70 30 0.852 85
60 40 0.873 90
50 50 0.894 92
40 60 0.916 94
30 70 0.937 96
20 80 0.958 98
10 90 0.979 99
0 100 1.0 100
Calcium oxide undergoes hydration with the residual water in 95.6% ethanol to form calcium hydroxide, which is not dehydrated under normal distillation conditions; therefore, absolute ethanol will result in the distillation receiver.  Elemental calcium and  calcium carbide have also been used for this purpose.

The disadvantage to the above approach is that the resultant calcium hydroxide adsorbs a portion of the ethanol, which is not released under the conditions of normal distillation.

Ethanol canNOT be dried using such agents as calcium chloride and lithium chloride because azeotropic "alcoholates" are formed with these substances.  Ethanol canNOT be dried using such agents as sulfuric acid and phosphorous pentoxide because of their obvious reactivity with ethanol.

The ternary azeotrope of water, ethanol and benzene is a convenient method because the water and benzene are all distilled off by 69 deg C or so, leaving the absolute ethanol to distill off at around 78 deg C.  That's enough of a temperature difference to make this type of fractionation pretty straighforward

Production

Extraction

See Fermentation of ethanol

Purification

Distillation

from dilute ethanol

  1. Repeat
    1. Place dilute ethanol in alembic
    2. Place alembic in a double boiler
    3. Heat the boiler such that the water just barely steams
    4. Wait until the solution begins to cross to the receiver
    5. Check again to make sure the boiler is steaming but not boling
    6. Wait until either:
      the solution stops crossing to the receiver
      95% of the solution has been transferred
    7. Your less dilute dilute ethanol is in the receiver.
    8. Re-estimate the percent complete
  2. until either
    the percent complete is between 75% and 99% (R=2)
    the "flare" from tossing a spoonful onto the flame looks "good enough"
    you are tired of doing this

Chemical drying

  1. Get mass of dilute ethanol (M)
  2. Estimate concentration in percent-mass (D)
  3. Calculate mass of calcium oxide required to absorb the water = 3.2 * M * (1-D)
  4. Slowly add the calcium oxide to the ethanol
  5. Mix thoroughly
  6. Filter

Testing

Calculation of percent ethanol
1 - (density of solution)
=========================
0.211
  • Take a spoonful of material and put it on a cool non-flammable surface.
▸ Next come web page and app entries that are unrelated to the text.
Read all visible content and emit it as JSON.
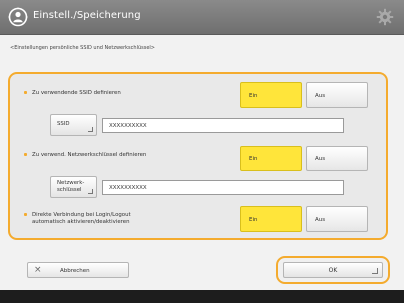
{
  "header": {
    "title": "Einstell./Speicherung",
    "title_icon": "settings-person-icon",
    "right_icon": "gear-icon"
  },
  "subtitle": "<Einstellungen persönliche SSID und Netzwerkschlüssel>",
  "rows": [
    {
      "label": "Zu verwendende SSID definieren",
      "on_label": "Ein",
      "off_label": "Aus",
      "selected": "Ein"
    },
    {
      "label": "Zu verwend. Netzwerkschlüssel definieren",
      "on_label": "Ein",
      "off_label": "Aus",
      "selected": "Ein"
    },
    {
      "label_line1": "Direkte Verbindung bei Login/Logout",
      "label_line2": "automatisch aktivieren/deaktivieren",
      "on_label": "Ein",
      "off_label": "Aus",
      "selected": "Ein"
    }
  ],
  "ssid": {
    "button_label": "SSID",
    "value": "XXXXXXXXXX"
  },
  "network_key": {
    "button_label_line1": "Netzwerk-",
    "button_label_line2": "schlüssel",
    "value": "XXXXXXXXXX"
  },
  "footer": {
    "cancel_label": "Abbrechen",
    "ok_label": "OK"
  },
  "colors": {
    "accent": "#f4ab2e",
    "selected": "#ffe53a",
    "titlebar": "#7a7a7a"
  }
}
Light it with a flame. If it burns away completely, it's nearly 100% ethanol. If it leaves a puddle of water, the amount of water left will give an indication of how much ethanol there is.

See Also

References

  1. "Home Manufacture of Alcoholic Beverages"
    National Conference of State Legislatures
    link last accessed 11 July 2015.